• [The task]: Within the records below, repeat each line exactly but keep every picture out of the copy.

• [Provided records]:
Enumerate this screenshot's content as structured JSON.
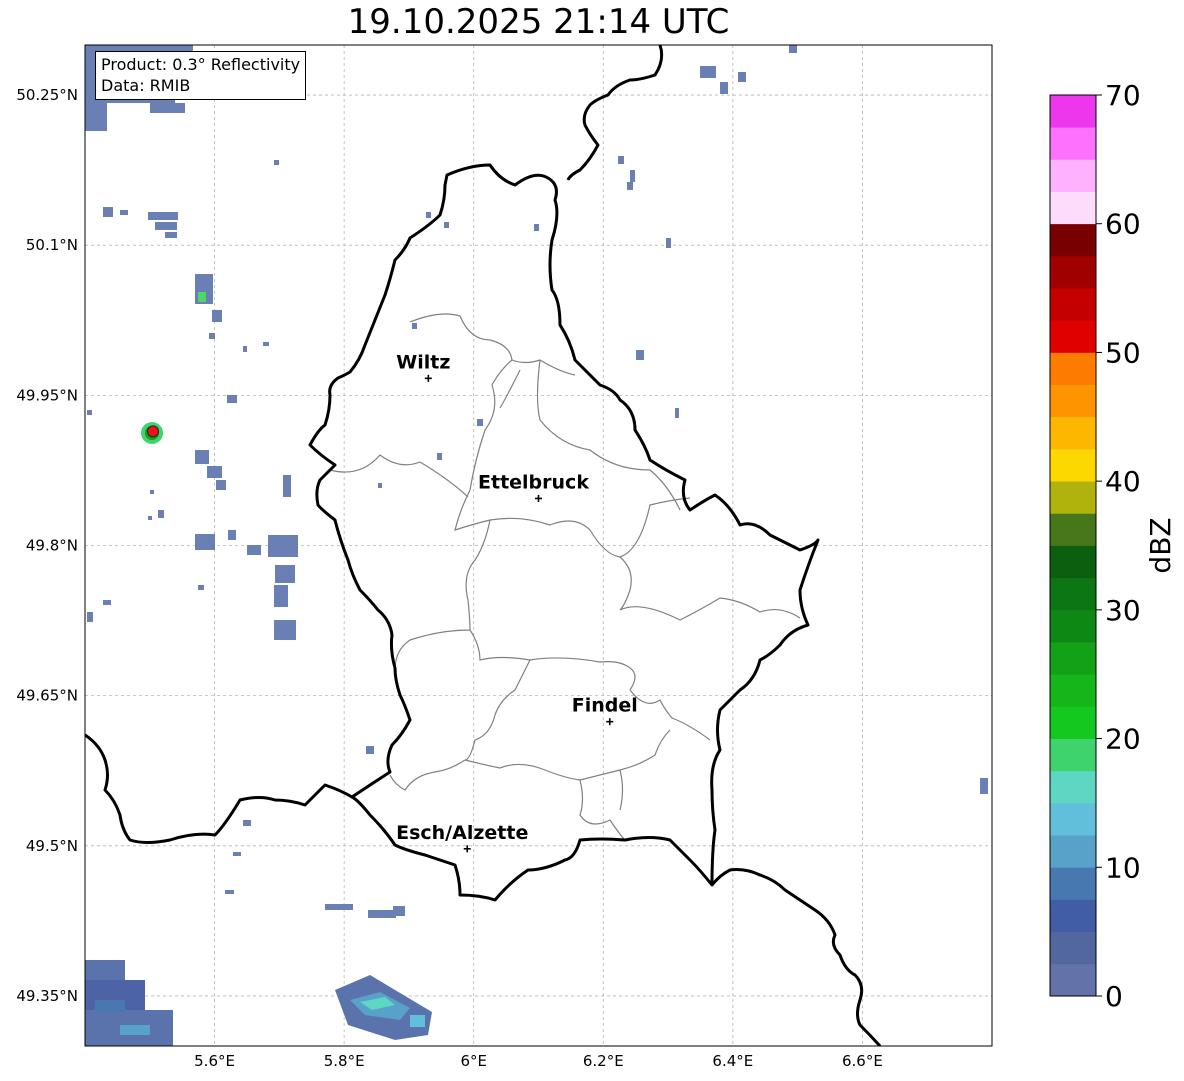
{
  "title": "19.10.2025 21:14 UTC",
  "info": {
    "product": "Product: 0.3° Reflectivity",
    "data": "Data: RMIB"
  },
  "map": {
    "lon_range": [
      5.4,
      6.8
    ],
    "lat_range": [
      49.3,
      50.3
    ],
    "lon_ticks": [
      {
        "value": 5.6,
        "label": "5.6°E"
      },
      {
        "value": 5.8,
        "label": "5.8°E"
      },
      {
        "value": 6.0,
        "label": "6°E"
      },
      {
        "value": 6.2,
        "label": "6.2°E"
      },
      {
        "value": 6.4,
        "label": "6.4°E"
      },
      {
        "value": 6.6,
        "label": "6.6°E"
      }
    ],
    "lat_ticks": [
      {
        "value": 50.25,
        "label": "50.25°N"
      },
      {
        "value": 50.1,
        "label": "50.1°N"
      },
      {
        "value": 49.95,
        "label": "49.95°N"
      },
      {
        "value": 49.8,
        "label": "49.8°N"
      },
      {
        "value": 49.65,
        "label": "49.65°N"
      },
      {
        "value": 49.5,
        "label": "49.5°N"
      },
      {
        "value": 49.35,
        "label": "49.35°N"
      }
    ],
    "cities": [
      {
        "name": "Wiltz",
        "lon": 5.93,
        "lat": 49.967
      },
      {
        "name": "Ettelbruck",
        "lon": 6.1,
        "lat": 49.847
      },
      {
        "name": "Findel",
        "lon": 6.21,
        "lat": 49.624
      },
      {
        "name": "Esch/Alzette",
        "lon": 5.99,
        "lat": 49.497
      }
    ],
    "radar_site": {
      "lon": 5.505,
      "lat": 49.914,
      "color": "#e8141a"
    }
  },
  "colorbar": {
    "label": "dBZ",
    "min": 0,
    "max": 70,
    "ticks": [
      0,
      10,
      20,
      30,
      40,
      50,
      60,
      70
    ],
    "colors": [
      "#6372a8",
      "#53679f",
      "#415da3",
      "#4779b0",
      "#58a1c9",
      "#61bfdb",
      "#5dd6c3",
      "#3fd36e",
      "#13c81e",
      "#14b61a",
      "#13a117",
      "#0e8814",
      "#0c7615",
      "#0b5f0e",
      "#48761a",
      "#b0b30c",
      "#fdd700",
      "#fdb700",
      "#fd9400",
      "#fd7c00",
      "#e00000",
      "#c40000",
      "#a00000",
      "#780000",
      "#fbdcfb",
      "#fdb2fd",
      "#fd72fd",
      "#ec37ec"
    ]
  }
}
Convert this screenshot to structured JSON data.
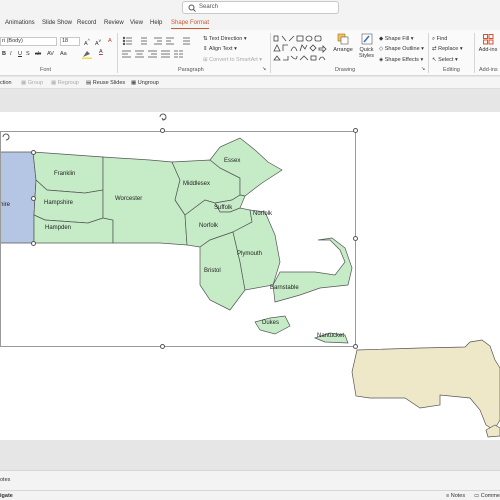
{
  "search": {
    "placeholder": "Search"
  },
  "tabs": [
    "Animations",
    "Slide Show",
    "Record",
    "Review",
    "View",
    "Help",
    "Shape Format"
  ],
  "ribbon": {
    "font_name": "ri (Body)",
    "font_size": "18",
    "groups": {
      "font": "Font",
      "paragraph": "Paragraph",
      "drawing": "Drawing",
      "editing": "Editing",
      "addins": "Add-ins"
    },
    "text_direction": "Text Direction",
    "align_text": "Align Text",
    "convert_smartart": "Convert to SmartArt",
    "arrange": "Arrange",
    "quick_styles": "Quick Styles",
    "shape_fill": "Shape Fill",
    "shape_outline": "Shape Outline",
    "shape_effects": "Shape Effects",
    "find": "Find",
    "replace": "Replace",
    "select": "Select",
    "addins": "Add-ins"
  },
  "arrange_bar": {
    "action": "ction",
    "group": "Group",
    "regroup": "Regroup",
    "reuse_slides": "Reuse Slides",
    "ungroup": "Ungroup"
  },
  "map": {
    "counties": {
      "berkshire": "hire",
      "franklin": "Franklin",
      "hampshire": "Hampshire",
      "hampden": "Hampden",
      "worcester": "Worcester",
      "middlesex": "Middlesex",
      "essex": "Essex",
      "suffolk": "Suffolk",
      "norfolk": "Norfolk",
      "norfolk2": "Norfolk",
      "bristol": "Bristol",
      "plymouth": "Plymouth",
      "barnstable": "Barnstable",
      "dukes": "Dukes",
      "nantucket": "Nantucket"
    },
    "colors": {
      "county_fill": "#c6ecc7",
      "berkshire_fill": "#b4c6e4",
      "state_fill": "#eee8c8",
      "border": "#555555"
    }
  },
  "notes": {
    "label": "otes"
  },
  "status": {
    "left": "igate",
    "notes": "Notes",
    "comments": "Comme"
  }
}
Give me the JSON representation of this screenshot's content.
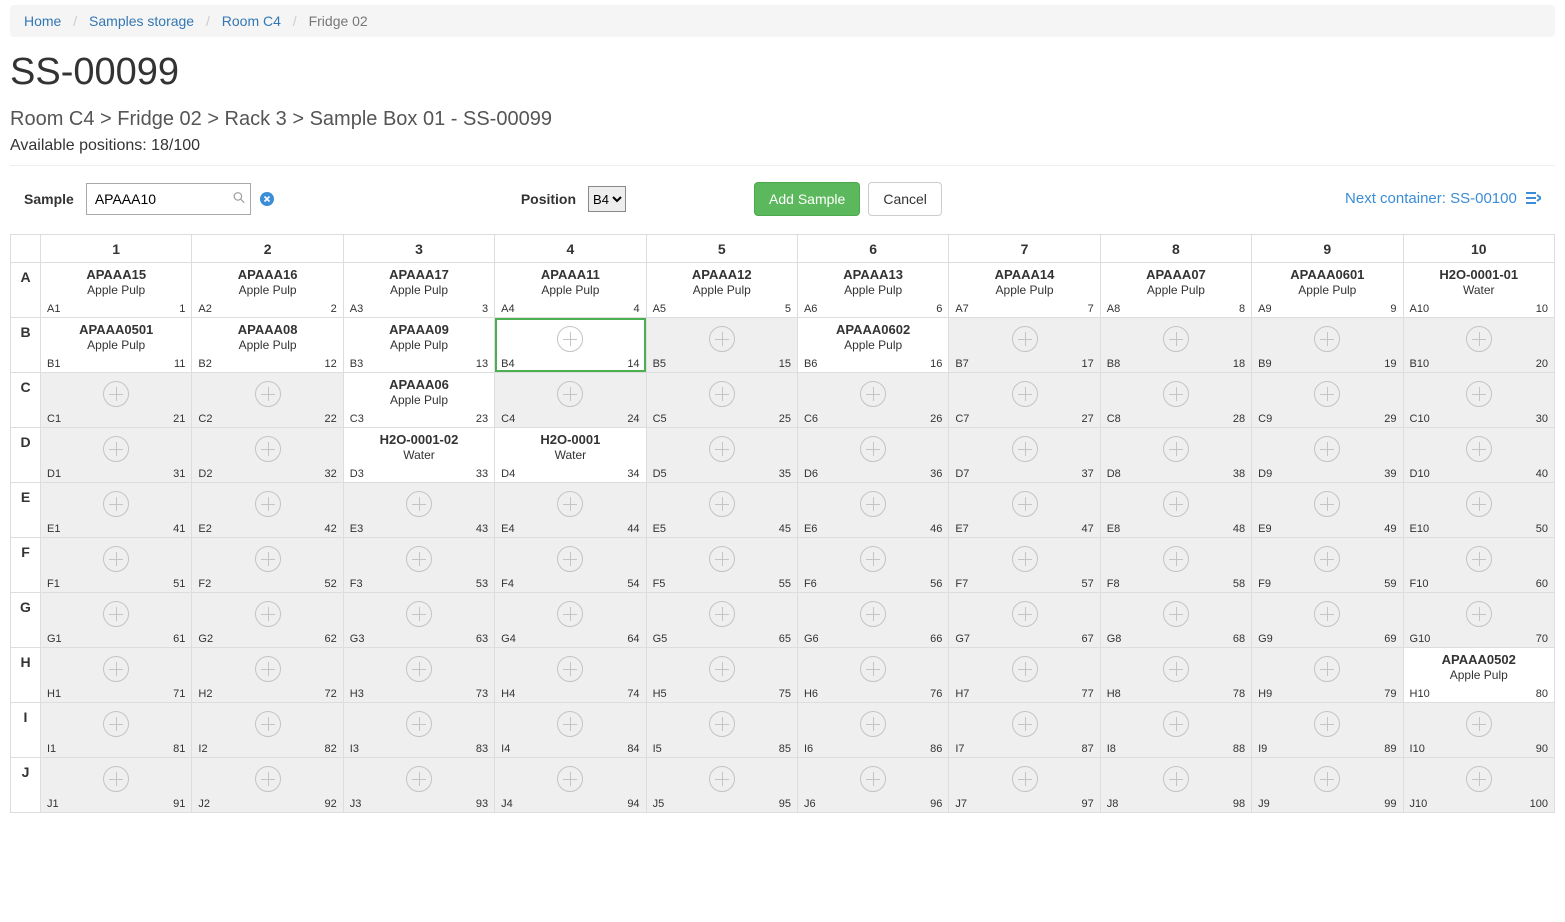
{
  "breadcrumb": [
    {
      "label": "Home",
      "link": true
    },
    {
      "label": "Samples storage",
      "link": true
    },
    {
      "label": "Room C4",
      "link": true
    },
    {
      "label": "Fridge 02",
      "link": false
    }
  ],
  "title": "SS-00099",
  "path_line": "Room C4 > Fridge 02 > Rack 3 > Sample Box 01 - SS-00099",
  "available_positions": "Available positions: 18/100",
  "toolbar": {
    "sample_label": "Sample",
    "sample_value": "APAAA10",
    "position_label": "Position",
    "position_value": "B4",
    "add_label": "Add Sample",
    "cancel_label": "Cancel",
    "next_label": "Next container: ",
    "next_value": "SS-00100"
  },
  "grid": {
    "rows": [
      "A",
      "B",
      "C",
      "D",
      "E",
      "F",
      "G",
      "H",
      "I",
      "J"
    ],
    "cols": 10,
    "selected": "B4",
    "samples": {
      "A1": {
        "name": "APAAA15",
        "type": "Apple Pulp"
      },
      "A2": {
        "name": "APAAA16",
        "type": "Apple Pulp"
      },
      "A3": {
        "name": "APAAA17",
        "type": "Apple Pulp"
      },
      "A4": {
        "name": "APAAA11",
        "type": "Apple Pulp"
      },
      "A5": {
        "name": "APAAA12",
        "type": "Apple Pulp"
      },
      "A6": {
        "name": "APAAA13",
        "type": "Apple Pulp"
      },
      "A7": {
        "name": "APAAA14",
        "type": "Apple Pulp"
      },
      "A8": {
        "name": "APAAA07",
        "type": "Apple Pulp"
      },
      "A9": {
        "name": "APAAA0601",
        "type": "Apple Pulp"
      },
      "A10": {
        "name": "H2O-0001-01",
        "type": "Water"
      },
      "B1": {
        "name": "APAAA0501",
        "type": "Apple Pulp"
      },
      "B2": {
        "name": "APAAA08",
        "type": "Apple Pulp"
      },
      "B3": {
        "name": "APAAA09",
        "type": "Apple Pulp"
      },
      "B6": {
        "name": "APAAA0602",
        "type": "Apple Pulp"
      },
      "C3": {
        "name": "APAAA06",
        "type": "Apple Pulp"
      },
      "D3": {
        "name": "H2O-0001-02",
        "type": "Water"
      },
      "D4": {
        "name": "H2O-0001",
        "type": "Water"
      },
      "H10": {
        "name": "APAAA0502",
        "type": "Apple Pulp"
      }
    }
  }
}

• [Problem solution]:
Enumerate this screenshot's content as structured JSON.
{
  "title": "19.10.2025 21:14 UTC",
  "info": {
    "product": "Product: 0.3° Reflectivity",
    "data": "Data: RMIB"
  },
  "map": {
    "lon_range": [
      5.4,
      6.8
    ],
    "lat_range": [
      49.3,
      50.3
    ],
    "lon_ticks": [
      {
        "value": 5.6,
        "label": "5.6°E"
      },
      {
        "value": 5.8,
        "label": "5.8°E"
      },
      {
        "value": 6.0,
        "label": "6°E"
      },
      {
        "value": 6.2,
        "label": "6.2°E"
      },
      {
        "value": 6.4,
        "label": "6.4°E"
      },
      {
        "value": 6.6,
        "label": "6.6°E"
      }
    ],
    "lat_ticks": [
      {
        "value": 50.25,
        "label": "50.25°N"
      },
      {
        "value": 50.1,
        "label": "50.1°N"
      },
      {
        "value": 49.95,
        "label": "49.95°N"
      },
      {
        "value": 49.8,
        "label": "49.8°N"
      },
      {
        "value": 49.65,
        "label": "49.65°N"
      },
      {
        "value": 49.5,
        "label": "49.5°N"
      },
      {
        "value": 49.35,
        "label": "49.35°N"
      }
    ],
    "cities": [
      {
        "name": "Wiltz",
        "lon": 5.93,
        "lat": 49.967
      },
      {
        "name": "Ettelbruck",
        "lon": 6.1,
        "lat": 49.847
      },
      {
        "name": "Findel",
        "lon": 6.21,
        "lat": 49.624
      },
      {
        "name": "Esch/Alzette",
        "lon": 5.99,
        "lat": 49.497
      }
    ],
    "radar_site": {
      "lon": 5.505,
      "lat": 49.914,
      "color": "#e8141a"
    }
  },
  "colorbar": {
    "label": "dBZ",
    "min": 0,
    "max": 70,
    "ticks": [
      0,
      10,
      20,
      30,
      40,
      50,
      60,
      70
    ],
    "colors": [
      "#6372a8",
      "#53679f",
      "#415da3",
      "#4779b0",
      "#58a1c9",
      "#61bfdb",
      "#5dd6c3",
      "#3fd36e",
      "#13c81e",
      "#14b61a",
      "#13a117",
      "#0e8814",
      "#0c7615",
      "#0b5f0e",
      "#48761a",
      "#b0b30c",
      "#fdd700",
      "#fdb700",
      "#fd9400",
      "#fd7c00",
      "#e00000",
      "#c40000",
      "#a00000",
      "#780000",
      "#fbdcfb",
      "#fdb2fd",
      "#fd72fd",
      "#ec37ec"
    ]
  }
}
Convert this screenshot to structured JSON data.
{
  "search": {
    "placeholder": "Search"
  },
  "tabs": [
    "Animations",
    "Slide Show",
    "Record",
    "Review",
    "View",
    "Help",
    "Shape Format"
  ],
  "ribbon": {
    "font_name": "ri (Body)",
    "font_size": "18",
    "groups": {
      "font": "Font",
      "paragraph": "Paragraph",
      "drawing": "Drawing",
      "editing": "Editing",
      "addins": "Add-ins"
    },
    "text_direction": "Text Direction",
    "align_text": "Align Text",
    "convert_smartart": "Convert to SmartArt",
    "arrange": "Arrange",
    "quick_styles": "Quick Styles",
    "shape_fill": "Shape Fill",
    "shape_outline": "Shape Outline",
    "shape_effects": "Shape Effects",
    "find": "Find",
    "replace": "Replace",
    "select": "Select",
    "addins": "Add-ins"
  },
  "arrange_bar": {
    "action": "ction",
    "group": "Group",
    "regroup": "Regroup",
    "reuse_slides": "Reuse Slides",
    "ungroup": "Ungroup"
  },
  "map": {
    "counties": {
      "berkshire": "hire",
      "franklin": "Franklin",
      "hampshire": "Hampshire",
      "hampden": "Hampden",
      "worcester": "Worcester",
      "middlesex": "Middlesex",
      "essex": "Essex",
      "suffolk": "Suffolk",
      "norfolk": "Norfolk",
      "norfolk2": "Norfolk",
      "bristol": "Bristol",
      "plymouth": "Plymouth",
      "barnstable": "Barnstable",
      "dukes": "Dukes",
      "nantucket": "Nantucket"
    },
    "colors": {
      "county_fill": "#c6ecc7",
      "berkshire_fill": "#b4c6e4",
      "state_fill": "#eee8c8",
      "border": "#555555"
    }
  },
  "notes": {
    "label": "otes"
  },
  "status": {
    "left": "igate",
    "notes": "Notes",
    "comments": "Comme"
  }
}
Give me the JSON representation of this screenshot's content.
{
  "breadcrumb": [
    {
      "label": "Home",
      "link": true
    },
    {
      "label": "Samples storage",
      "link": true
    },
    {
      "label": "Room C4",
      "link": true
    },
    {
      "label": "Fridge 02",
      "link": false
    }
  ],
  "title": "SS-00099",
  "path_line": "Room C4 > Fridge 02 > Rack 3 > Sample Box 01 - SS-00099",
  "available_positions": "Available positions: 18/100",
  "toolbar": {
    "sample_label": "Sample",
    "sample_value": "APAAA10",
    "position_label": "Position",
    "position_value": "B4",
    "add_label": "Add Sample",
    "cancel_label": "Cancel",
    "next_label": "Next container: ",
    "next_value": "SS-00100"
  },
  "grid": {
    "rows": [
      "A",
      "B",
      "C",
      "D",
      "E",
      "F",
      "G",
      "H",
      "I",
      "J"
    ],
    "cols": 10,
    "selected": "B4",
    "samples": {
      "A1": {
        "name": "APAAA15",
        "type": "Apple Pulp"
      },
      "A2": {
        "name": "APAAA16",
        "type": "Apple Pulp"
      },
      "A3": {
        "name": "APAAA17",
        "type": "Apple Pulp"
      },
      "A4": {
        "name": "APAAA11",
        "type": "Apple Pulp"
      },
      "A5": {
        "name": "APAAA12",
        "type": "Apple Pulp"
      },
      "A6": {
        "name": "APAAA13",
        "type": "Apple Pulp"
      },
      "A7": {
        "name": "APAAA14",
        "type": "Apple Pulp"
      },
      "A8": {
        "name": "APAAA07",
        "type": "Apple Pulp"
      },
      "A9": {
        "name": "APAAA0601",
        "type": "Apple Pulp"
      },
      "A10": {
        "name": "H2O-0001-01",
        "type": "Water"
      },
      "B1": {
        "name": "APAAA0501",
        "type": "Apple Pulp"
      },
      "B2": {
        "name": "APAAA08",
        "type": "Apple Pulp"
      },
      "B3": {
        "name": "APAAA09",
        "type": "Apple Pulp"
      },
      "B6": {
        "name": "APAAA0602",
        "type": "Apple Pulp"
      },
      "C3": {
        "name": "APAAA06",
        "type": "Apple Pulp"
      },
      "D3": {
        "name": "H2O-0001-02",
        "type": "Water"
      },
      "D4": {
        "name": "H2O-0001",
        "type": "Water"
      },
      "H10": {
        "name": "APAAA0502",
        "type": "Apple Pulp"
      }
    }
  }
}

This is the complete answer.